▸ **WHAT TO DO**
For every line in the entries that contains "structure", show the whole line.

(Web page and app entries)
####

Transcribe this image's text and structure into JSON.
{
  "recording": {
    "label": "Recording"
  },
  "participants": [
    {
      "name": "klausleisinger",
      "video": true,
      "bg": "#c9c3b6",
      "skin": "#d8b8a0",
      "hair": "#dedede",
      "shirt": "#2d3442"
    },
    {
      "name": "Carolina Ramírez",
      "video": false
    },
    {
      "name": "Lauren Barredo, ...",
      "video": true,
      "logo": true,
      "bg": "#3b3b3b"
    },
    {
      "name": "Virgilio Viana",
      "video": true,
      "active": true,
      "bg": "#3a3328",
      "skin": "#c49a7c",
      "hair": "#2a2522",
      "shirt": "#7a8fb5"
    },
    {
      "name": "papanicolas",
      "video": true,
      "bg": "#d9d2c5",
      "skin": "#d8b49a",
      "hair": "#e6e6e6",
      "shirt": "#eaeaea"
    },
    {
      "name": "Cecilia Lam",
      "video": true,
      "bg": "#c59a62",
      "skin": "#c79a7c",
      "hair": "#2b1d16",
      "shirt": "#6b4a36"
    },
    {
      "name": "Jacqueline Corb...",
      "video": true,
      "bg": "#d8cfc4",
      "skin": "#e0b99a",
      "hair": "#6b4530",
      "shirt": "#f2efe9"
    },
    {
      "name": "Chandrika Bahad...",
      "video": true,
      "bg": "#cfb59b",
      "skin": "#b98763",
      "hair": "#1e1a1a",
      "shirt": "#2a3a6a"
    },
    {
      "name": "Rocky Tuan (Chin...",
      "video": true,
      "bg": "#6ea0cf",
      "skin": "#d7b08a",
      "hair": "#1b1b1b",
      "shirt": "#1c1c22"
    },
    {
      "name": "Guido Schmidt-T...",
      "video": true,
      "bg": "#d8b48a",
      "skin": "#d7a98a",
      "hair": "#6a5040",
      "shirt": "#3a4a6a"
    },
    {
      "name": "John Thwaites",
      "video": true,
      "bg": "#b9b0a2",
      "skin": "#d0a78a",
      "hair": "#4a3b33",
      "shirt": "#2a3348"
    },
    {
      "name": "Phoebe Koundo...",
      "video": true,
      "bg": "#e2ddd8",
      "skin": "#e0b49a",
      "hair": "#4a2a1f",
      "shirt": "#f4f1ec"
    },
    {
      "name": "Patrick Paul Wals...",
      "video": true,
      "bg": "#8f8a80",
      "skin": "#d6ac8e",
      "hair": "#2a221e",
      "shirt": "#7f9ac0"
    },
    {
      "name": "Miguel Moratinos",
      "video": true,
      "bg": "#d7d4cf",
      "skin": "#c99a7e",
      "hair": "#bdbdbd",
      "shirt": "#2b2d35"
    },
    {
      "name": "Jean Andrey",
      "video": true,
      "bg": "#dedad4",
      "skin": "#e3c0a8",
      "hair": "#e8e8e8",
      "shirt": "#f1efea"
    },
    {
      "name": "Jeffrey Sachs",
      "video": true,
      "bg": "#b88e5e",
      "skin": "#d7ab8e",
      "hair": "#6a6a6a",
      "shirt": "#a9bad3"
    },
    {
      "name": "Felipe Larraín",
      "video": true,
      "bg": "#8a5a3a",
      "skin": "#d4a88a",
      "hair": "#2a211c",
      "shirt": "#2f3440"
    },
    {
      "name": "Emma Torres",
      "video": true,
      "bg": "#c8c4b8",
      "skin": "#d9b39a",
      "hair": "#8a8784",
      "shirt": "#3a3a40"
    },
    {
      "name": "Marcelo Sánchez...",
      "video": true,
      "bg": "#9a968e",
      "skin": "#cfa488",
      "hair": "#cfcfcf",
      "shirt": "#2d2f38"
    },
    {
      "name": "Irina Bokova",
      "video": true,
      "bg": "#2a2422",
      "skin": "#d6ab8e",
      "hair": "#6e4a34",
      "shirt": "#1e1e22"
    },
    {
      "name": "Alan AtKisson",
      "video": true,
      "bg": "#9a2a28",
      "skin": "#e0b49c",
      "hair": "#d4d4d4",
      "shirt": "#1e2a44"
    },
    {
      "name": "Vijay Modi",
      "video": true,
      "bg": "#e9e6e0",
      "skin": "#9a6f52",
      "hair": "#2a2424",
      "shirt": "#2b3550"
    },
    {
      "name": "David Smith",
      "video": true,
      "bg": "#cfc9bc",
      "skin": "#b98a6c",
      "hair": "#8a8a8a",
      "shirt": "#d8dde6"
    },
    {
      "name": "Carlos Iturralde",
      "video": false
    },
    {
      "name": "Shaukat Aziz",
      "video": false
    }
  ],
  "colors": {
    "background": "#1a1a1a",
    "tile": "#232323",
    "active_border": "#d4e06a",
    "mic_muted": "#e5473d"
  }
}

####

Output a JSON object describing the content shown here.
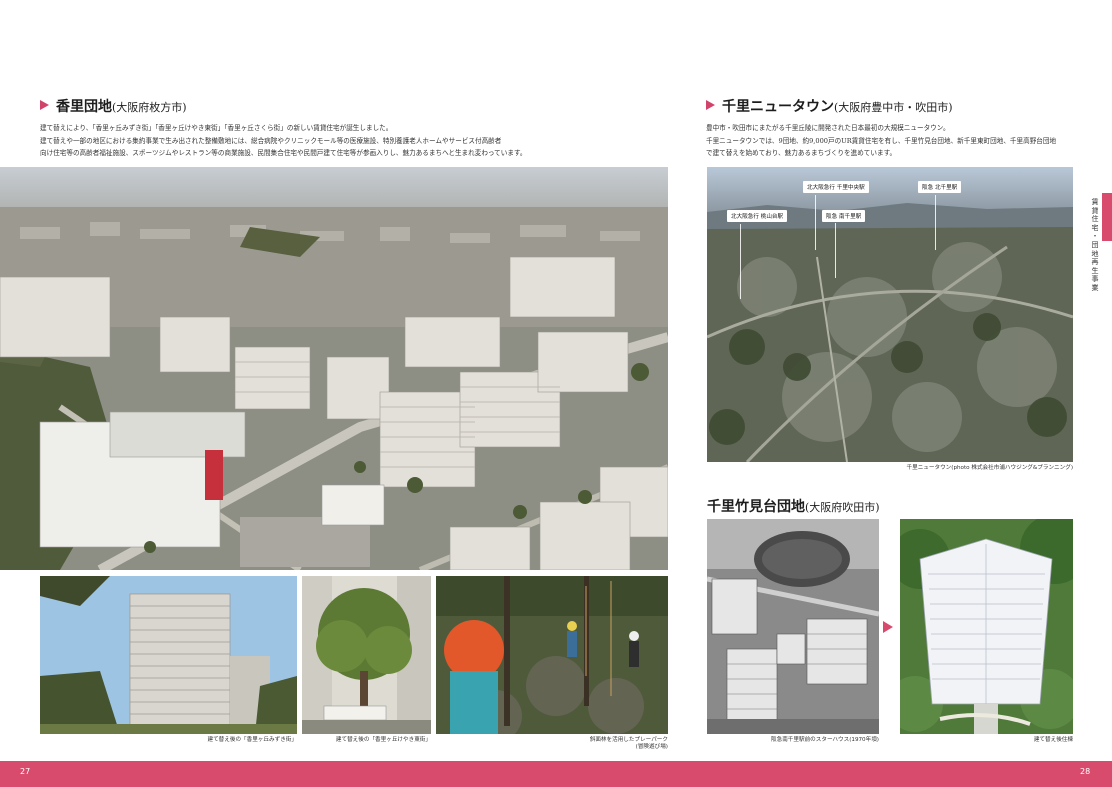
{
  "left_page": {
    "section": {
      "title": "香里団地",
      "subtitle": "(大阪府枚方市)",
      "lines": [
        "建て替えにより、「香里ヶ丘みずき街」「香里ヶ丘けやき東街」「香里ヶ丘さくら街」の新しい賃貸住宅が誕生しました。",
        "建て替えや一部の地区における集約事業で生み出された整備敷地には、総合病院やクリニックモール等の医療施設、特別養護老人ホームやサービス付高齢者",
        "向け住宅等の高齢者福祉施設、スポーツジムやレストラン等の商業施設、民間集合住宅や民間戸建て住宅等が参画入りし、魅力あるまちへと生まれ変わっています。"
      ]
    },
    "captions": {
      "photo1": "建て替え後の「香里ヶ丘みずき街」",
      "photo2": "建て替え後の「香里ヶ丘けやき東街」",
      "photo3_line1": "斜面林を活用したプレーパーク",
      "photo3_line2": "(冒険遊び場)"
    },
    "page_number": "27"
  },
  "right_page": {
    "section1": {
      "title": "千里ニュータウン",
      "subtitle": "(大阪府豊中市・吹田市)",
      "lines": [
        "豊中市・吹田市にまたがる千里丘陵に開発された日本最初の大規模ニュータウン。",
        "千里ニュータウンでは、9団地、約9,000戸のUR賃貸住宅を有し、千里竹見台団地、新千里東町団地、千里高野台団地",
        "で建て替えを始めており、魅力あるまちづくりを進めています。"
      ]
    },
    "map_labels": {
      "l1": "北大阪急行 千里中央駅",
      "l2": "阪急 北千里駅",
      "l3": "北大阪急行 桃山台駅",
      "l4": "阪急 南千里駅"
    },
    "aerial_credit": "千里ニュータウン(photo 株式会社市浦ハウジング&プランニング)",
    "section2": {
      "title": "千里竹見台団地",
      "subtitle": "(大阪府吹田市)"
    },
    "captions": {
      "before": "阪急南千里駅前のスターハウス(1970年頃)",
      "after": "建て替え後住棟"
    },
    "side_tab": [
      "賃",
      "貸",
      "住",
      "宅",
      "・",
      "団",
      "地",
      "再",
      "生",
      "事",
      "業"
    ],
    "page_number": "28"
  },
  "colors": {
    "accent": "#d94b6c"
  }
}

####

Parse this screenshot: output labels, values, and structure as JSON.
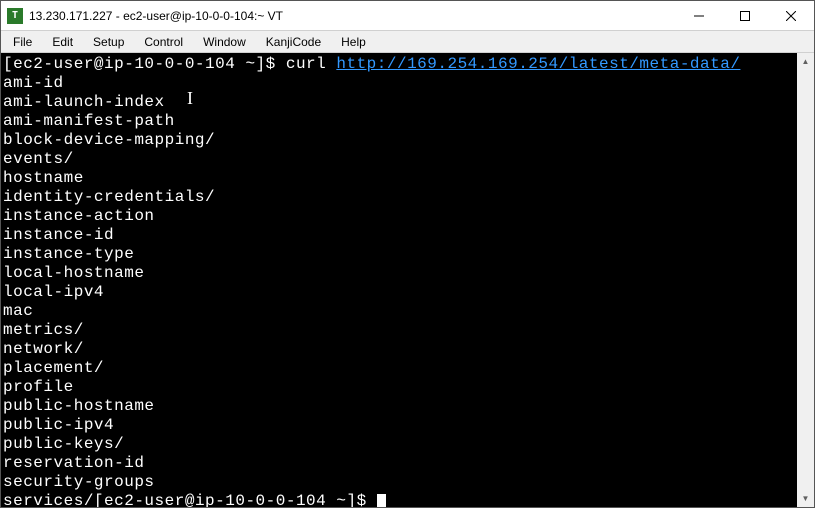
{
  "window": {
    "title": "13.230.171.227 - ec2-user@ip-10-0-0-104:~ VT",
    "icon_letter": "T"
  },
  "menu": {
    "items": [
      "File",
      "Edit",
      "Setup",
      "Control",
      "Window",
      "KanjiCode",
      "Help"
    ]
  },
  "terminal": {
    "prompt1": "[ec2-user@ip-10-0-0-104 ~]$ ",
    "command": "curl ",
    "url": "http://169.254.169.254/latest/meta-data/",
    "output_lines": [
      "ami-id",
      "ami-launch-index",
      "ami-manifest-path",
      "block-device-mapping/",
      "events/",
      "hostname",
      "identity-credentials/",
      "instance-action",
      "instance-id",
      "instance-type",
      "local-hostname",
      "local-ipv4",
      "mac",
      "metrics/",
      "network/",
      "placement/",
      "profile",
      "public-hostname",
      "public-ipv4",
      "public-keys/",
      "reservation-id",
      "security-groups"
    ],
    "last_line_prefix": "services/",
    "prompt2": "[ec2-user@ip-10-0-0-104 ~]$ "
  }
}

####

▸ **RESULT**
Transcribe this image's text and structure into JSON.
Parse this screenshot: output labels, values, and structure as JSON.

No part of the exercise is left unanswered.